The new tickets would be non-refundable, but buying an inexpensive COVID-19 insurance policy would be required. As an example, MSC sells COVID-19 policies for its one-week cruises for 18-Euros. This covers the cruise fares, quarantine costs, and return airfare – if anyone is infected with COVID-19. Guests would also be urged to purchase more comprehensive travel insurance for the trip. Cancel-for-Any Reason policies will be offered to clients of any age.

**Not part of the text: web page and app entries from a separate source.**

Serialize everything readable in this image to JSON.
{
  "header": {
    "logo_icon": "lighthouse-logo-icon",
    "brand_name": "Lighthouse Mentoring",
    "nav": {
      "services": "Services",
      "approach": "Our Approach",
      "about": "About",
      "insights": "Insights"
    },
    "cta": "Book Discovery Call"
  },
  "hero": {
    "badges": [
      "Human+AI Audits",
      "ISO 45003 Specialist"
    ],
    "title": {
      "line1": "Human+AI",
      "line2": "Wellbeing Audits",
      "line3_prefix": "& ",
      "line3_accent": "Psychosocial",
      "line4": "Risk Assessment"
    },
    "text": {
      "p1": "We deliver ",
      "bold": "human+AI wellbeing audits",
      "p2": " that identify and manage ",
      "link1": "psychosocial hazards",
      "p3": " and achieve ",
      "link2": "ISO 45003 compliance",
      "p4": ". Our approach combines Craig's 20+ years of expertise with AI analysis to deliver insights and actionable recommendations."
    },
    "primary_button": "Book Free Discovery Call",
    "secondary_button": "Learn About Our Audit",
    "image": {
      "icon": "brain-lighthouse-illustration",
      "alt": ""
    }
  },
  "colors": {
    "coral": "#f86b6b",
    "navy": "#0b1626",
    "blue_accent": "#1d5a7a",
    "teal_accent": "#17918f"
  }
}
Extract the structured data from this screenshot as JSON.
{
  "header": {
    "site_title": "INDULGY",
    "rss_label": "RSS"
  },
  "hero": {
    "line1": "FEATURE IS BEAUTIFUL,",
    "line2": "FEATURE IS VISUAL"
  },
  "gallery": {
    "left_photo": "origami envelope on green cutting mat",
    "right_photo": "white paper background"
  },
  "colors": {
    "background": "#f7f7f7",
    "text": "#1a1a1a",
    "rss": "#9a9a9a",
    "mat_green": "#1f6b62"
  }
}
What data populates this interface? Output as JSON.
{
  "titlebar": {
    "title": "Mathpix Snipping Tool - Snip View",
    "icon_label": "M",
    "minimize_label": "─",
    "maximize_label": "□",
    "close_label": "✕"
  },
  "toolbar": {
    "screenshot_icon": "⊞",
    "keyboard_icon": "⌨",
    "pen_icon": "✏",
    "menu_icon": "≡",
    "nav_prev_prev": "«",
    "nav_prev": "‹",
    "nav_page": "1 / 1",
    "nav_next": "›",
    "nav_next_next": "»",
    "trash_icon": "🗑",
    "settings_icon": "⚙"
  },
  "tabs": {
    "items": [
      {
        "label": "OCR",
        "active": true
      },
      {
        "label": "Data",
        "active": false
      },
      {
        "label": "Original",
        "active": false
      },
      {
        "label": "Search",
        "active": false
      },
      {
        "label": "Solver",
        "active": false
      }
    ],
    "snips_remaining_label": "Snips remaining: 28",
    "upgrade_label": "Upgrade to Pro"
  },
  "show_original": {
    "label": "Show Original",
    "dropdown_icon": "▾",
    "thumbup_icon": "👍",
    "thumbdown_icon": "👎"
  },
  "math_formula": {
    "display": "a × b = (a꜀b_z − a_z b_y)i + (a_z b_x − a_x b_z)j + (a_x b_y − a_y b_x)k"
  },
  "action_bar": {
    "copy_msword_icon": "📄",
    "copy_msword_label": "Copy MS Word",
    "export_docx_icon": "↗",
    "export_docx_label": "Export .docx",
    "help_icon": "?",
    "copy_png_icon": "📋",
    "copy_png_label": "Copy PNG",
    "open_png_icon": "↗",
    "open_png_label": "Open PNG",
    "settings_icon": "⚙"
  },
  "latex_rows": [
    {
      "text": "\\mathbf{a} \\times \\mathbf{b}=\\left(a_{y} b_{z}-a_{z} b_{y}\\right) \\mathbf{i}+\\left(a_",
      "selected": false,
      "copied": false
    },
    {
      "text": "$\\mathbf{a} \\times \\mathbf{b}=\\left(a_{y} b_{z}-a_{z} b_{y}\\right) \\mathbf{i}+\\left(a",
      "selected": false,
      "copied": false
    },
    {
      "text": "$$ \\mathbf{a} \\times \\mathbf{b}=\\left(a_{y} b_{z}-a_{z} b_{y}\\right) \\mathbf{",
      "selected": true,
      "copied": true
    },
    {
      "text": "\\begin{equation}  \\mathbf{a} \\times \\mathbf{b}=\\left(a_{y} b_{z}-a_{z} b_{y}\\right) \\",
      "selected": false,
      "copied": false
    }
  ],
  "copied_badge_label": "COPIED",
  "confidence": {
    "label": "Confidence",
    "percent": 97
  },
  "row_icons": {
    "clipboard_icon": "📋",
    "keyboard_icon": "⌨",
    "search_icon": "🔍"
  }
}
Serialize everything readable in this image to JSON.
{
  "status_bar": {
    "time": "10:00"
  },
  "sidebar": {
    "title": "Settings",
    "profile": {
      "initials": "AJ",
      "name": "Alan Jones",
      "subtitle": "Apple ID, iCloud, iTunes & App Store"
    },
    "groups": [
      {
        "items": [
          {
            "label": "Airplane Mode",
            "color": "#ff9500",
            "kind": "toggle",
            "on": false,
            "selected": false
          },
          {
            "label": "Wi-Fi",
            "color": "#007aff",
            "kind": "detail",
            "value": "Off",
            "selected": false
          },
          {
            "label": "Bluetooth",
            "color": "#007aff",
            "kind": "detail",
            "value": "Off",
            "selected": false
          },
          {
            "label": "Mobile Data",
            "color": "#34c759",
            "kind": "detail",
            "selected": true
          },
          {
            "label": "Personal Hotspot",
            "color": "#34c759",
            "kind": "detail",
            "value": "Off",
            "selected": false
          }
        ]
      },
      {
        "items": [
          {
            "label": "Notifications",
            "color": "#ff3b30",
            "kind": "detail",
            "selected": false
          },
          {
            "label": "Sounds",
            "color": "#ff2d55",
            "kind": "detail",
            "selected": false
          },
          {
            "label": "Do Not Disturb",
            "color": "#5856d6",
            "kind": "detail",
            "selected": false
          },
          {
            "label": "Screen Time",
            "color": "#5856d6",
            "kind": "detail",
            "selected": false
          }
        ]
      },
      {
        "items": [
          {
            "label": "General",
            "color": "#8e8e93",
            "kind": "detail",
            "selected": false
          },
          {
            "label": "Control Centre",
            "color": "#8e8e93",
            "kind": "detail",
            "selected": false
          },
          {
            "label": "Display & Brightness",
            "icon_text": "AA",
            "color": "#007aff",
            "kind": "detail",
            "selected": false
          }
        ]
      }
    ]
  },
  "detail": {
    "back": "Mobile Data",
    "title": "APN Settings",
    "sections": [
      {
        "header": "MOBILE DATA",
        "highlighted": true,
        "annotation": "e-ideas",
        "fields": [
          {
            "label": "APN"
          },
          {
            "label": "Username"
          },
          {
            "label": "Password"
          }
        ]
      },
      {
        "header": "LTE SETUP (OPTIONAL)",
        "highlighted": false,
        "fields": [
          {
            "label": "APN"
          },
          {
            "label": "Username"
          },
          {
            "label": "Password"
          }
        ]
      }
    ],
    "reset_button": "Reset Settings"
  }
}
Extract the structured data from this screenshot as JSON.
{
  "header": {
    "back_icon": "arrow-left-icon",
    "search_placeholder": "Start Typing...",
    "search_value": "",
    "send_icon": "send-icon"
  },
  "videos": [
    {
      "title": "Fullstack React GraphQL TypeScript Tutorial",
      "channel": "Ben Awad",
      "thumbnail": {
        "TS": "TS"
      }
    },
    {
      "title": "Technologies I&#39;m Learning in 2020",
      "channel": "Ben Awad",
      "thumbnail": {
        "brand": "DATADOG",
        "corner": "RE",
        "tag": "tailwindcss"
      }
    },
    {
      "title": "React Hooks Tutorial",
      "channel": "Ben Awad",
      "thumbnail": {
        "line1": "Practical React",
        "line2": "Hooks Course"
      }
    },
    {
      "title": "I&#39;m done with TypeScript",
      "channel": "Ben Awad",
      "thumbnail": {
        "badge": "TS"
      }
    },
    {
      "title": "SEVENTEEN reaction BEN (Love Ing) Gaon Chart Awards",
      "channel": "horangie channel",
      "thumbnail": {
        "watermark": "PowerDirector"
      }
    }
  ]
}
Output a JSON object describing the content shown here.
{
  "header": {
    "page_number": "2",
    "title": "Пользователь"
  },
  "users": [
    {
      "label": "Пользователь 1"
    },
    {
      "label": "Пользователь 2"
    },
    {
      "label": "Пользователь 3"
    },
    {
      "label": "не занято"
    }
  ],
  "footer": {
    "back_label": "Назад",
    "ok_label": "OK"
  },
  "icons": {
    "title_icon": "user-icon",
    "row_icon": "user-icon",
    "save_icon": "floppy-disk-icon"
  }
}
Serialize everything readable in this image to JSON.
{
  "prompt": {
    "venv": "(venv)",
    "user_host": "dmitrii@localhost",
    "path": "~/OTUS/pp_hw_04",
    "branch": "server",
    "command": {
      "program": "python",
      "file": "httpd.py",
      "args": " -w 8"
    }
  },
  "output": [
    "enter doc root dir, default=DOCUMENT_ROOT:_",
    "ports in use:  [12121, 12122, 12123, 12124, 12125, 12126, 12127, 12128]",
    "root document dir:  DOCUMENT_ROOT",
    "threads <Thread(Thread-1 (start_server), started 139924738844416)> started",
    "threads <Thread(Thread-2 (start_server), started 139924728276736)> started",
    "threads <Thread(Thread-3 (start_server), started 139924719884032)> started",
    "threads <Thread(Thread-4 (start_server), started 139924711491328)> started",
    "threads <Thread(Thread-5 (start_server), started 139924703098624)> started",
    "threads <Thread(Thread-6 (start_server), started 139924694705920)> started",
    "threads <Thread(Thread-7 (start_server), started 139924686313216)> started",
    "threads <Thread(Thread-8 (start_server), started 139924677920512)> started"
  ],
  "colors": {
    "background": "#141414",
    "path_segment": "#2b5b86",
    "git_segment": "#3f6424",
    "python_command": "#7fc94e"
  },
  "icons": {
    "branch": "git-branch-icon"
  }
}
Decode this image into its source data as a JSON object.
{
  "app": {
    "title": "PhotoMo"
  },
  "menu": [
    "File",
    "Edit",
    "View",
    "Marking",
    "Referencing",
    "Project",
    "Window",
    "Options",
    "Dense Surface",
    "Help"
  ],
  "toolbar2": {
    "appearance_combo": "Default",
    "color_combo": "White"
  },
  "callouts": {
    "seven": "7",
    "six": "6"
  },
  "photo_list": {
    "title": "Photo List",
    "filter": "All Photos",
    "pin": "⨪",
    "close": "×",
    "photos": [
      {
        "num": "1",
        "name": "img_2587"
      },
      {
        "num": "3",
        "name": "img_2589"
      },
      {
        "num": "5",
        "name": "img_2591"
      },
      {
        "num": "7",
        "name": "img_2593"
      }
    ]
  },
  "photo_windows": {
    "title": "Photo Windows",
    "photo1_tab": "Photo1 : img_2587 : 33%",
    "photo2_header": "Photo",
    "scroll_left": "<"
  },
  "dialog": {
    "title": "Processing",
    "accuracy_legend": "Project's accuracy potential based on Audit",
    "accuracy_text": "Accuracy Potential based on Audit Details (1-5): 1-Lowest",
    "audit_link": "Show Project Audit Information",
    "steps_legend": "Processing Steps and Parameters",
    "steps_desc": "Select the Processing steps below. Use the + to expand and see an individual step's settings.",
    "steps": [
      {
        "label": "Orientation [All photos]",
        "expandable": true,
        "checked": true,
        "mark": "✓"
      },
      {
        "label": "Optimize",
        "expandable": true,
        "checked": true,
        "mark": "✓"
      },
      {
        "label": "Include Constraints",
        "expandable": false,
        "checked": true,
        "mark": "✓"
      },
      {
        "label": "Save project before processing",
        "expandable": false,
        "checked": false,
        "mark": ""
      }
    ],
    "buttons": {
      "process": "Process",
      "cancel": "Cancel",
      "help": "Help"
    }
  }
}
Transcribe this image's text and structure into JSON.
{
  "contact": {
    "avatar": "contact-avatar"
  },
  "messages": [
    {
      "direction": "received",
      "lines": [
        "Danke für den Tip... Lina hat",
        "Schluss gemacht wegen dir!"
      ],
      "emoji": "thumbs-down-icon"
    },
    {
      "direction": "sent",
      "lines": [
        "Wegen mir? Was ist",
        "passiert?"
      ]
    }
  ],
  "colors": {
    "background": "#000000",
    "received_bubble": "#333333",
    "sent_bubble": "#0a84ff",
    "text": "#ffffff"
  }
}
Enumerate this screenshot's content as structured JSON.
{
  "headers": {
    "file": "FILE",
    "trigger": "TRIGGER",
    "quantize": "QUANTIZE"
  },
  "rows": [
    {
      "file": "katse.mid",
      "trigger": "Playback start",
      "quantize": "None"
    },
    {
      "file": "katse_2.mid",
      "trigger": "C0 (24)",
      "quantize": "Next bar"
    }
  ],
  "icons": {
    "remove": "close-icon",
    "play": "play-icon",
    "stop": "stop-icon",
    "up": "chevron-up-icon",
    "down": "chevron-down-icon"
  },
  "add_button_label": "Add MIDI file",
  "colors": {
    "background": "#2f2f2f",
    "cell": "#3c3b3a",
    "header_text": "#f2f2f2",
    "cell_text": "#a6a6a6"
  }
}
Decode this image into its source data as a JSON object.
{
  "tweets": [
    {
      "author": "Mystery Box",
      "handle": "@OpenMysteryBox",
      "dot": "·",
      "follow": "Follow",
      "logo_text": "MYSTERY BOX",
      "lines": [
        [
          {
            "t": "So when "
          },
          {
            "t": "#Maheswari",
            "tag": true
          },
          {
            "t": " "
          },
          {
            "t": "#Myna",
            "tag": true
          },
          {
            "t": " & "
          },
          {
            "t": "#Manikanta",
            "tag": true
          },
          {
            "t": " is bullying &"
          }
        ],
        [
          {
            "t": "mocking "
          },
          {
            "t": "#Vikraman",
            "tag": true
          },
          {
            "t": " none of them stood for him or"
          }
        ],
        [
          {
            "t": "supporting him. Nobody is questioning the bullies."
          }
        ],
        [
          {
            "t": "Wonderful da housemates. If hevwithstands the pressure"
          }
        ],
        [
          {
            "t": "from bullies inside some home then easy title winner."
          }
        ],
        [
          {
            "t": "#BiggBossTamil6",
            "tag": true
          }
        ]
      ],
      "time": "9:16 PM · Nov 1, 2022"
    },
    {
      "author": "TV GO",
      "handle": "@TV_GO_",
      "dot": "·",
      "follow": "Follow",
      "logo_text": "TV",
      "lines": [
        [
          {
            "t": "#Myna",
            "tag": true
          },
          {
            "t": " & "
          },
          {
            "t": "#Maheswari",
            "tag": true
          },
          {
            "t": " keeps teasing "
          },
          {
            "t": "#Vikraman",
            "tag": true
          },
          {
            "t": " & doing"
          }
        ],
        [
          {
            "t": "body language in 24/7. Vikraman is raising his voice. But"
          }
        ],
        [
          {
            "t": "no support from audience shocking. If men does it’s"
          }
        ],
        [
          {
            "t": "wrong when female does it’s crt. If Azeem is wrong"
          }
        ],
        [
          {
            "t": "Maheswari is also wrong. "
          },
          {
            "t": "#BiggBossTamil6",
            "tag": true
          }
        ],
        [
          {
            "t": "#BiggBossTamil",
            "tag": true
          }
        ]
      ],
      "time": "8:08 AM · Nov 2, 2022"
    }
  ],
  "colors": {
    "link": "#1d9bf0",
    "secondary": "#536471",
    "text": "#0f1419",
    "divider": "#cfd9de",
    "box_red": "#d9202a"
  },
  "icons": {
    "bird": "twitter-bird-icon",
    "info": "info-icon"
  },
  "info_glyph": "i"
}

Non-refundable fares will permit commissions to be paid within 30 days. Since the use of future cruise credits on any cruise line is only assured for the remainder of 2020, this would create a rush of business for everyone as cruise clients vie to reserve space on the cruises sailing in 2021 and 2022. The explosion of more rapid tests, effective vaccines, and safer ships will fuel this rush. All that needs to be done to set this plan in motion is for most cruise lines to agree to pay full value for each other’s tickets.
This can start immediately if each of the “Big Three” decide to honor the tickets of all the cruise lines that they own. This would permit Seabourn tickets to be honored on Cunard; Silversea tickets to be honored on Azamara; and Regent tickets to be honored on Oceania. A month later, the majors could link up with one another and the independents could join the party.
Permit COVID-19 Insurance Claims to be Settled with Cruise Credits – if Everyone Agrees
Travel insurance carriers have failed to pay off many COVID-19 claims, by saying that the pandemic was “a foreseen event.” Now the claimants will be given the option of settling claims that were previously denied or are pending, using cruise credits that can be redeemed on any cruise line.
This will remove the obligations from the insurance companies’ books, save millions in legal costs, and give them the opportunity to sell insurance for the new trips. This will be a good solution for everyone, especially if courts or government legislation results in making the “foreseen event” defense invalid. It will also permit insurance companies to rejoin the ranks of the “good guys,” where they’ve always been.
Insurance credits will be able to be “spent” with travel advisors, internet ticket suppliers, or the cruise line call centers. While the cruise credit settlements will not be as good as cash for some people, they are a lot better than having claims delayed for years and paying legal fees. The settlements will also provide funds that will permit these cruisers to sail again. In the case of cruise credits that can’t be spent for medical reasons, the insurance companies might consider transferring the credits to any friend or family member.
Summing It Up
These suggestions can skyrocket new reservations in a matter of months. They require no legislation, nor industry-wide pacts; and the programs can get underway this year. Benefits will accrue immediately. Cruisers will have many more travel options, sellers of travel will have 30-day payouts, travel insurance (for COVID-19) will be compulsory, and the entire industry will once more be on the same side as the guests. If monthly sales for cruises don’t triple, I’ll be very much surprised.
Dr. Steve Frankel and his wife have sailed on most of the Seabourn, Silversea, Crystal, Azamara, Oceania, Regent, and Windstar ships on more than 40 cruises. Steve’s company, Cruises & Cameras, LLC, partners with LUXE Travel, a FROSCH Company, and the Signature Travel Network. Since the start of the Covid-19 Pandemic, he’s earned two certificates in epidemiology from Johns Hopkins University’s Bloomberg School of Public Health. He’s using what he has learned in six courses, along with his earlier training in measurement and statistics, to help his clients deal with the realities of the pandemic. His most recent book is How to Plan Your Next and BEST Cruise (Amazon, 2019, 186 pages). His email address is Steve@CruisesAndCameras.com.